The ABO blood group system was discovered by Karl Landsteiner in 1900. 46 years later (1946) the Blood Transfusion Service was formed. In 1950 the National Blood Service was formed to collect and provide blood supplies for all the hospitals in Sri Lanka.
Blood comes in four main types - O, A, B and AB. Group O is the most common which means it is in high demand. Blood can also be subdivided into its main components - red cells, white cells, platelets and plasma. Unfortunately red cells only have a shelf-life of 35 or 42 days, while platelets shelf life is even less, only five days.
Almost anyone between the ages of 18 and 55 can become a new blood donor. And those who are regular donors can continue to donate till 60.
The average adult has around 5 trillion red blood cells in one litre of blood. Which means you have on average 25 trillion red cells running around inside you, although 25 million (or 0.1%) of them die every day. That works out at roughly 300 a second.
William Harvey was the first physician to discover that blood circulates round the body back in 1628. Sir Christopher Wren (St Paul's Cathedral Christopher Wren) actually injected fluids into the circulation of animals, using an instrument invented by the aforementioned Mr Harvey.

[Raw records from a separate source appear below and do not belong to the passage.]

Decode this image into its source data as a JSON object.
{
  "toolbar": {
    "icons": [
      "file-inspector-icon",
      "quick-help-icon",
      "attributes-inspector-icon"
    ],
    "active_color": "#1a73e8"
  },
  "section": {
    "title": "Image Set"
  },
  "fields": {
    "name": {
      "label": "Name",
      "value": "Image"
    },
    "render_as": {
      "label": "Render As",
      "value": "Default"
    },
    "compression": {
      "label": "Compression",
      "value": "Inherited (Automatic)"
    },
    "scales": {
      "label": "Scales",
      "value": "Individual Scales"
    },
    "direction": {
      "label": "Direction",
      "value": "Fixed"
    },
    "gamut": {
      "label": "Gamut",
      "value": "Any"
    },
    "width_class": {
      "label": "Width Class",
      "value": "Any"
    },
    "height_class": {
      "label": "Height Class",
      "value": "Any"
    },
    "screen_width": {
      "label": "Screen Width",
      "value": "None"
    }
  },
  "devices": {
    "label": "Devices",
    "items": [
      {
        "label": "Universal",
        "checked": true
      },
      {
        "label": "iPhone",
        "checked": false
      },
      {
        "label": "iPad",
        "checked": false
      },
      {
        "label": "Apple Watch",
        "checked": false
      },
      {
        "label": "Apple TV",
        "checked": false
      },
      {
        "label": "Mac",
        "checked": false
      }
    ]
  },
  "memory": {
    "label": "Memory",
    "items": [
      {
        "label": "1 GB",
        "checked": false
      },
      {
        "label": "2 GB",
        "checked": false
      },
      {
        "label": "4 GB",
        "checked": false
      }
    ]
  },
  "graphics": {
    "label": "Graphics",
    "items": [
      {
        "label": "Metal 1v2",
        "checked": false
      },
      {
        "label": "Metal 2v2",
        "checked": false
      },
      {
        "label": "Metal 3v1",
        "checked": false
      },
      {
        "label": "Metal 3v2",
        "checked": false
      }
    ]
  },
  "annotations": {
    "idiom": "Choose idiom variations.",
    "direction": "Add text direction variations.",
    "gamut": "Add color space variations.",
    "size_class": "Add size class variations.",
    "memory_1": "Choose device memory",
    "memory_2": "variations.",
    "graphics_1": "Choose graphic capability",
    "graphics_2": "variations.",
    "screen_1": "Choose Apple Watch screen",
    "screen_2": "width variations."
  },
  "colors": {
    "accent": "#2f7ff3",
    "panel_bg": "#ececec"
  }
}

The first successful blood transfusion was carried out in 1665 by Dr Richard Lower. He used dogs as the donor and recipient. However, when they started performing transfusions on humans, they couldn't understand why the people receiving the blood kept dying. It wasn't until 1900 that Dr Karl Landsteiner discovered the ABO blood group system and realised that human patients needed to be given compatible blood. He got the Nobel Prize for his discovery.